“An effective agricultural cluster requires a strong market connection and value-adding networks that will aid the product flow and development within the market,” the SEARCA team pointed out.

The SEARCA team added that these connections and networks are interlocked by three linkages. First is the horizontal linkage that enables coordination and cooperation within farmer-to-farmer interaction. Second is the vertical linkage that spans the entire breadth of the value chain from production input suppliers to farmers, common production facility, agri-processor for value addition, agri-processor for final product, exporter, and importer. Third is the support linkage that consists of interventions such as training, investment, and subsidies provided by public, private or nongovernmental support service provider.

The synergy of the first two linkages is key to enabling smallholder farmers become competitive and remain competitive, Dr. Gregorio said.

A study showed that vegetable farmers in Mindanao, Philippines had significantly increased their production of and income from sweet pepper, bitter gourd, squash, eggplant, chayote, tomato, Baguio beans, okra, and sword pepper after joining agricultural clusters. SEARCA noted that on the average, the farmers’ income from vegetable production increased by 47% from PHP 4,909/month to PHP 7,192/month.

In addition to realizing the economic benefits of clustering, SEARCA reported that the Malaysian Rice Cluster also logged the added advantage of knowledge transfer among farmers, local enterprises and market, research and development agencies, financial institutions, government agencies, and other marketing firms.
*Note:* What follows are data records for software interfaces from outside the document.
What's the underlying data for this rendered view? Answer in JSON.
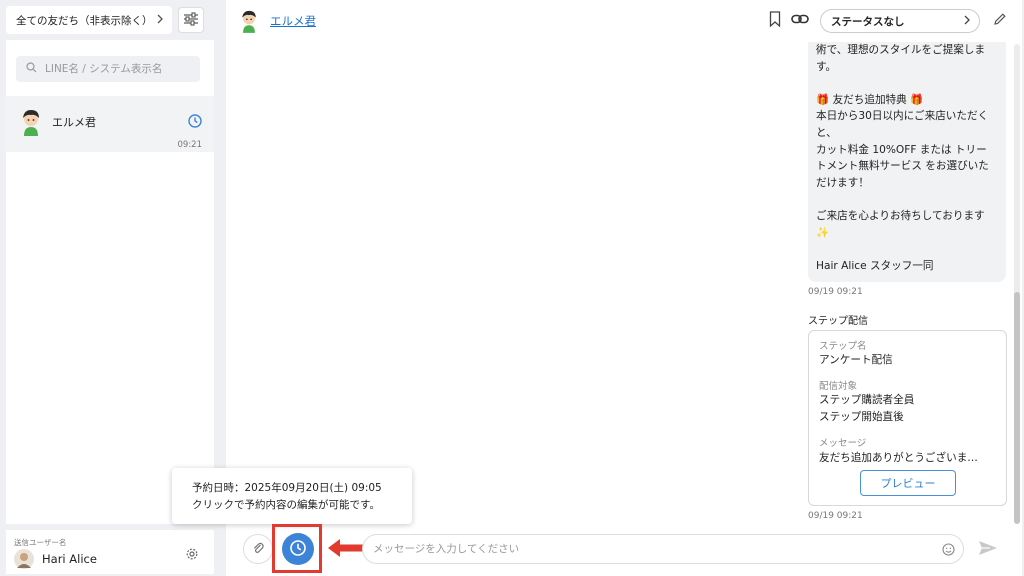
{
  "sidebar": {
    "filter_label": "全ての友だち（非表示除く）",
    "search_placeholder": "LINE名 / システム表示名",
    "friends": [
      {
        "name": "エルメ君",
        "time": "09:21"
      }
    ],
    "sender_label": "送信ユーザー名",
    "sender_name": "Hari Alice"
  },
  "header": {
    "name": "エルメ君",
    "status": "ステータスなし"
  },
  "messages": {
    "bubble_lines": [
      "術で、理想のスタイルをご提案しま",
      "す。",
      "",
      "友だち追加特典",
      "本日から30日以内にご来店いただく",
      "と、",
      "カット料金 10%OFF または トリー",
      "トメント無料サービス をお選びいた",
      "だけます！",
      "",
      "ご来店を心よりお待ちしております",
      "✨",
      "",
      "Hair Alice スタッフ一同"
    ],
    "bubble_time": "09/19 09:21",
    "step_title": "ステップ配信",
    "step_card": {
      "name_label": "ステップ名",
      "name_value": "アンケート配信",
      "target_label": "配信対象",
      "target_value_1": "ステップ購読者全員",
      "target_value_2": "ステップ開始直後",
      "message_label": "メッセージ",
      "message_value": "友だち追加ありがとうございま…",
      "preview_button": "プレビュー"
    },
    "step_time": "09/19 09:21"
  },
  "tooltip": {
    "line1": "予約日時：2025年09月20日(土) 09:05",
    "line2": "クリックで予約内容の編集が可能です。"
  },
  "input": {
    "placeholder": "メッセージを入力してください"
  },
  "icons": {
    "filter_chevron": "chevron-right-icon",
    "filter_settings": "sliders-icon",
    "search": "search-icon",
    "friend_status": "clock-icon",
    "sender_settings": "gear-icon",
    "bookmark": "bookmark-icon",
    "link": "link-icon",
    "status_chevron": "chevron-right-icon",
    "edit": "pencil-icon",
    "attach": "paperclip-icon",
    "schedule": "clock-icon",
    "annotation": "arrow-left-icon",
    "emoji": "smiley-icon",
    "send": "send-icon"
  },
  "colors": {
    "accent": "#3d84d8",
    "link": "#1a73d1",
    "highlight": "#e23a2e",
    "gift": "#e0463a"
  }
}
Vital information shared included good agricultural practices, the prevailing market risk, source of inputs, and awareness of new technologies and innovation.

Meanwhile, the diffusion of a new technology that increased production among cluster households was demonstrated by the Dong Lieu Root Crop Processing Cluster in Vietnam. While individual household processors were the core of the cluster, technology adoption was greatly influenced by linkages with local engineers within the cluster.

SEARCA thus recommends agricultural clusters as a strategic approach “to operationalize the appropriate channels at a scale necessary for it to have enhanced competitive strength to connect with national and international markets.”

Dr. Gregorio said government agencies and R&D institutions must promote specific institutional interventions to facilitate the intended benefits of the agricultural clusters.

He explained that an umbrella of programs and institutions to support agricultural clusters at the national level can be provided by government. Meanwhile, R&D institutions can serve as “cluster champions” to strengthen the technological capacity of cluster members and promote partnerships.

 “Small is beautiful but big is powerful,” Dr. Gregorio asserted.